The Cathedral is a magnificent place.  The towers can be seen from miles away, and they tell stories of how the pilgrims who had walked a long way would leap and dance and weep for joy when the caught sight of these towers from far away.  They were so joyful, in fact, that one mountain close to the city is called the ""Monte del Gozo," "Mount Joy."
During Holy Years, like this year, the pilgrims come through the "Holy Door."  It's only open in years when the Feast of St. James falls on a Sunday.  That doesn't happen very often!  Look at the statue of our patron, St. James, above the Holy Door.  He has a friendly face, don't you think? 
One of the greatest treasures of the Cathedral is the portal at the west entrance.  It's so beautiful that we call it the "Portico della Gloria," the "portal of glory."  It shows Jesus, surrounded by apostles, prophets, saints, and angels.  The sculptor who created these wonderful carvings is Master Mateo.  We know that he lived in the 12th century and that he was also the palace architect for King Ferdinand II of Spain.
Inside the Cathedral, the nave is very simple.  It's the oldest part of the Cathedral.  The altar is highly decorated.  Just behind the altar, there is a narrow staircase.  The pilgrims climb the stairs and stand right behind the bust of Saint James.  It's the custom to give James a hug " we call it the "Abrazo del Apostol."  Hug the apostle!  In the old days, before there was a halo on the statue of James, pilgrims used to take off their hats and set them on James" head while they hugged him!

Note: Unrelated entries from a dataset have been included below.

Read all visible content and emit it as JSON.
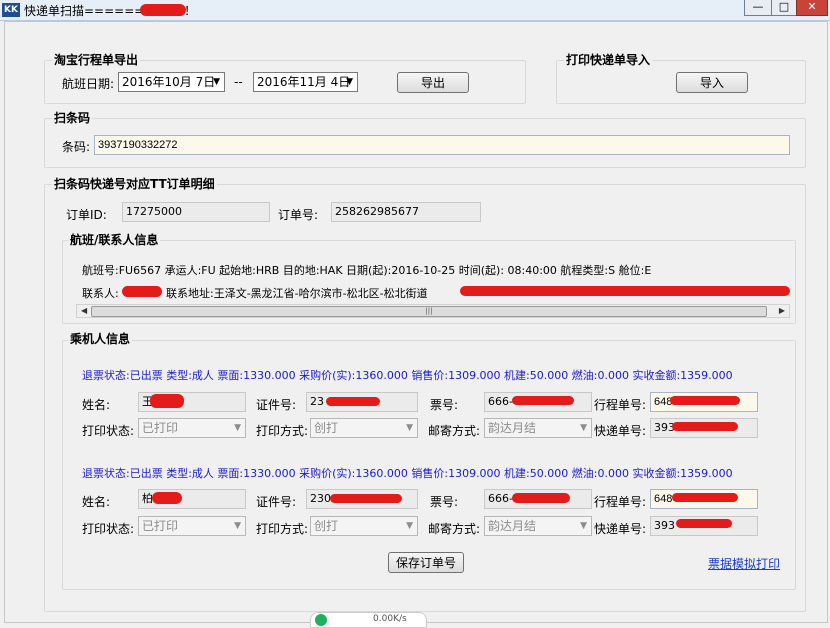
{
  "window": {
    "icon_label": "KK",
    "title": "快递单扫描======  欢迎您！",
    "min": "—",
    "max": "□",
    "close": "✕"
  },
  "export": {
    "title": "淘宝行程单导出",
    "date_label": "航班日期:",
    "date_from": "2016年10月 7日",
    "separator": "--",
    "date_to": "2016年11月 4日",
    "button": "导出"
  },
  "import": {
    "title": "打印快递单导入",
    "button": "导入"
  },
  "scan": {
    "title": "扫条码",
    "barcode_label": "条码:",
    "barcode_value": "3937190332272"
  },
  "detail": {
    "title": "扫条码快递号对应TT订单明细",
    "order_id_label": "订单ID:",
    "order_id": "17275000",
    "order_no_label": "订单号:",
    "order_no": "258262985677"
  },
  "flight": {
    "title": "航班/联系人信息",
    "line1": "航班号:FU6567 承运人:FU 起始地:HRB 目的地:HAK 日期(起):2016-10-25  时间(起): 08:40:00 航程类型:S 舱位:E",
    "contact_label": "联系人:",
    "address_text": "联系地址:王泽文-黑龙江省-哈尔滨市-松北区-松北街道"
  },
  "passengers": {
    "title": "乘机人信息",
    "items": [
      {
        "summary": "退票状态:已出票 类型:成人 票面:1330.000 采购价(实):1360.000 销售价:1309.000 机建:50.000 燃油:0.000 实收金额:1359.000",
        "name_label": "姓名:",
        "name": "王",
        "id_label": "证件号:",
        "id_value": "23 0423",
        "ticket_label": "票号:",
        "ticket_value": "666-",
        "itinerary_label": "行程单号:",
        "itinerary_value": "648",
        "print_status_label": "打印状态:",
        "print_status": "已打印",
        "print_method_label": "打印方式:",
        "print_method": "创打",
        "mail_method_label": "邮寄方式:",
        "mail_method": "韵达月结",
        "express_label": "快递单号:",
        "express_value": "393"
      },
      {
        "summary": "退票状态:已出票 类型:成人 票面:1330.000 采购价(实):1360.000 销售价:1309.000 机建:50.000 燃油:0.000 实收金额:1359.000",
        "name_label": "姓名:",
        "name": "柏",
        "id_label": "证件号:",
        "id_value": "230 X",
        "ticket_label": "票号:",
        "ticket_value": "666-",
        "itinerary_label": "行程单号:",
        "itinerary_value": "648",
        "print_status_label": "打印状态:",
        "print_status": "已打印",
        "print_method_label": "打印方式:",
        "print_method": "创打",
        "mail_method_label": "邮寄方式:",
        "mail_method": "韵达月结",
        "express_label": "快递单号:",
        "express_value": "393"
      }
    ],
    "save_button": "保存订单号",
    "print_link": "票据模拟打印"
  },
  "status": {
    "speed": "0.00K/s"
  },
  "colors": {
    "link": "#1a3cc9",
    "summary_text": "#1a1ad0",
    "redaction": "#e31b1b"
  }
}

After going up the stairs, pilgrims go down below the high altar, where they can pray before the tomb of James and his two companions, Anastasius and Theodore.

Guess who this is?  James" mother, called Mary Salome. She is the one who said to Jesus, "Grant that these sons of mine may sit, one on your right and the other on your left, in your kingdom."

And here is one of the most famous things at the Cathedral " the giant thurible or incense burner, which is called the botafumeiro.  I am a tiraboleiro, which means I get to help swing the botafumeiro


The botafumeiro has been swung at the Cathedral for hundreds of years.  As the story goes, they first hung the giant thurible to perfume the air, because the pilgrims who had walked hundreds of miles from all over the world didn't smell very nice when they all crowded in together!  But I think the thurible is really there to express what the pilgrims are feeling when they finally arrive at the Cathedral.  They want to say "thank you" to God, and the joyful swinging of the botafumeiro is the perfect way to express our thanksgiving to the Lord.


Return to the Pilgrim Way of St. James page to continue exploring!


Return to St. James Cathedral Parish Website

804 Ninth Avenue
Seattle, Washington  98104
Phone 206.622.3559  Fax 206.622.5303